Challenge friends to channel Katniss Everdeen from "The Hunger Games" in Archery Tag, a competition in which players shoot opposing team members and five team targets, learning quickly how to shoot and even catch arrows (which can bring teammates back to "life"). There are more than 360 Archery Tag licensees in America, and prices vary by location. A 90-minute session (15 games) at Indoor Extreme Sports in New York City starts at $25 per person on weekdays or $30 on Saturdays and Sundays (such as Feb. 14 this year). Check for coupons and discount codes before booking.
FIND THE SPY
Anyone who's played the popular party game Mafia will enjoy Spyfall ($25 on Amazon) a popular card game that assigns players roles -- with one drawing the lone spy card. Through questions and answers, the spy has to figure out everyone's location without blowing his or her cover, and everyone else must figure out which player is the spy. Spyfall can be played online, too, so long as everyone in the group joins the same game on their phones.
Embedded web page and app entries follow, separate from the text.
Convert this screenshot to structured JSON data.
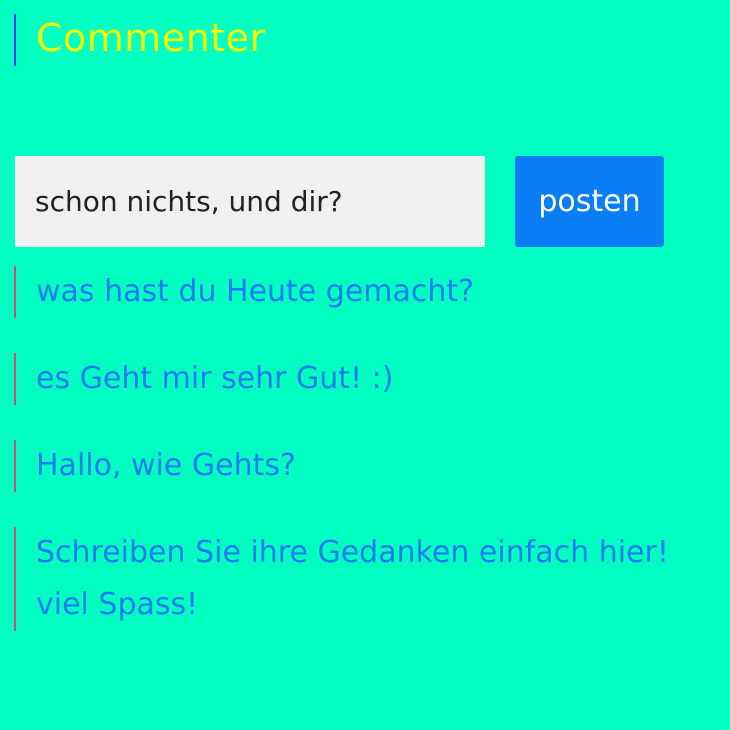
{
  "app": {
    "title": "Commenter"
  },
  "composer": {
    "input_value": "schon nichts, und dir?",
    "post_label": "posten"
  },
  "comments": [
    {
      "text": "was hast du Heute gemacht?"
    },
    {
      "text": "es Geht mir sehr Gut! :)"
    },
    {
      "text": "Hallo, wie Gehts?"
    },
    {
      "text": "Schreiben Sie ihre Gedanken einfach hier! viel Spass!"
    }
  ],
  "colors": {
    "background": "#00FFC0",
    "title": "#F2FF00",
    "button": "#0A7EF5",
    "comment_text": "#1A7BF2",
    "comment_border": "#D24B7A",
    "header_border": "#3A3AFF"
  }
}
CREATE PROHIBITION ERA CONCOCTIONS
Turn up your noses at cranberry vodka and rum and Coke and gather for a fancy cocktail night. Hidden speakeasy-style bars are well-known for unique, specialty cocktails but often at steep prices -- $13 to $17 a drink at New York City bars. Instead, bring the Prohibition Era feel to someone's home. Select one liquor for the night to avoid buying too many bottles, and try two to three recipes inspired by the raucous 1920s, such as Gin Rickeys (gin, lime, sugar, soda) or Ward 8 cocktails (whiskey, rye, orange juice, grenadine). Flapper costumers and tuxedos optional.
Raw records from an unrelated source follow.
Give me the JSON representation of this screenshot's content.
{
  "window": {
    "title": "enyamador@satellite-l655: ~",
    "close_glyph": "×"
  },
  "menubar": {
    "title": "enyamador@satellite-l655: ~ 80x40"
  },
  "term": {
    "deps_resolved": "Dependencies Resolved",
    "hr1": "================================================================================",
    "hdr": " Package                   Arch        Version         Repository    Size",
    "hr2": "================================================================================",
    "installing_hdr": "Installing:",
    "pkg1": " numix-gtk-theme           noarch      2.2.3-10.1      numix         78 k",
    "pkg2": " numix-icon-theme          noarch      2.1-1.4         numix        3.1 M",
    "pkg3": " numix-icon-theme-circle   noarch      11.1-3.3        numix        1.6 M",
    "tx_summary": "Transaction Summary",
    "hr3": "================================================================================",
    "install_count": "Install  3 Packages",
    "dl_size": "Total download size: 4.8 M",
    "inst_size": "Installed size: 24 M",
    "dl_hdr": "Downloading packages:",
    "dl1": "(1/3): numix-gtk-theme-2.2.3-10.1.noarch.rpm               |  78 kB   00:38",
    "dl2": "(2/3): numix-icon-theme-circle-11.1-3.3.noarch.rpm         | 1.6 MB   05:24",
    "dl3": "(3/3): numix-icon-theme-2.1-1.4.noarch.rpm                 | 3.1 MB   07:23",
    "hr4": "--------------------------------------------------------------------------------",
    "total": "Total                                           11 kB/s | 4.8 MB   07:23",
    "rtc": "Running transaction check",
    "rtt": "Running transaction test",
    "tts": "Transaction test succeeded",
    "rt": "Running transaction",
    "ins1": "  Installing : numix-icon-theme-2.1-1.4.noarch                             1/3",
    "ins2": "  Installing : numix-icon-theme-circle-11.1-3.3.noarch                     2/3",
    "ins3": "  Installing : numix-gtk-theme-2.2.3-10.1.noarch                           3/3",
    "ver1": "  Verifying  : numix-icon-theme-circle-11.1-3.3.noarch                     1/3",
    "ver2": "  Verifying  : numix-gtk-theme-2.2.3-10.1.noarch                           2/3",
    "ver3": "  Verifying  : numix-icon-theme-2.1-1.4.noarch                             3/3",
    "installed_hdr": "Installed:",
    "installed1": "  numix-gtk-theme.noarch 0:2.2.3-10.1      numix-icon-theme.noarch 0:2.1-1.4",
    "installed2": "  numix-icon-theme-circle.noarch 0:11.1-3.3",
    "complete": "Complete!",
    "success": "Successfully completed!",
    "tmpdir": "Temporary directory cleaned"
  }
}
HOST AN NBA ALL-STAR VIEWING NIGHT
Put on a favorite NBA team's jersey, stock up on snacks, and ask friends over for the NBA All-Star Game. The Western and Eastern Conference teams, starring Kobe Bryant, Stephen Curry, Kevin Durant, LeBron James, and more, go head-to-head Feb. 14 in Toronto. It'll be a competitive game, making a good excuse to gather basketball-loving friends together.
PLAN A CHOCOLATE-FILLED DAY
Valentine's Day isn't the only star in February. The entire month is National Chocolate Lovers' Month. Plan a bar crawl and try chocolate martinis or find the best chocolate-drizzled waffles for brunch. To save money and celebrate at home, pick up an inexpensive fondue set. Classic versions for use with a flame can cost less than $10, but even complete kits with internal, electric heating can be cheap; a highly rated pot is available for $20 on Amazon. Organize a fondue night and ask friends to each bring an item to share and dip.
JOIN A RUN
The couch beckons for another round of Netflix binge watching, but the chances of meeting a partner for next year that way are slim. Instead, take the sneakers and workout clothes out for a Valentine's Day run. There are hundreds of runs scheduled for the day, including the one-mile Cupid's Undie Run taking place in 39 cities and benefiting the Children's Tumor Foundation. Registration at this late date is $55, but there are incentives for signing up friends to join your team.
TRY SOMETHING YOU'VE NEVER HEARD OF
It's easier said than done -- visiting a new place and meeting new people can be intimidating. Round up adventurous friends as encouragement and look for free or cheap classes happening on Valentine's Day weekend. A quick search on Vimbly can pull up everything from beginner's Krav Maga (the self-defense system developed for the Israeli armed forces) to sumi-e (Japanese ink-wash). Craigslist and Yelp are other good places to look, and both have the ability to jump to specific dates (such as Feb. 14) and filter classes and events in various ways (such as searching only for free activities).
INVITE FRIENDS OF FRIENDS OVER
Online dating apps such as Coffee Meets Bagel and Hinge soared to popularity by using Facebook friend connections to match singles with friends of friends. Bring this concept to real life by hosting a get-together for single friends or acquaintances. The catch: Each attendee must each bring a single person who doesn't normally hang out with the group. This breaks the monotony of seeing people in the same social circle. Set out plenty of board games, play background music, and help start conversations with fill-in-the-blank cards, such as "I'd rather be ________ right now."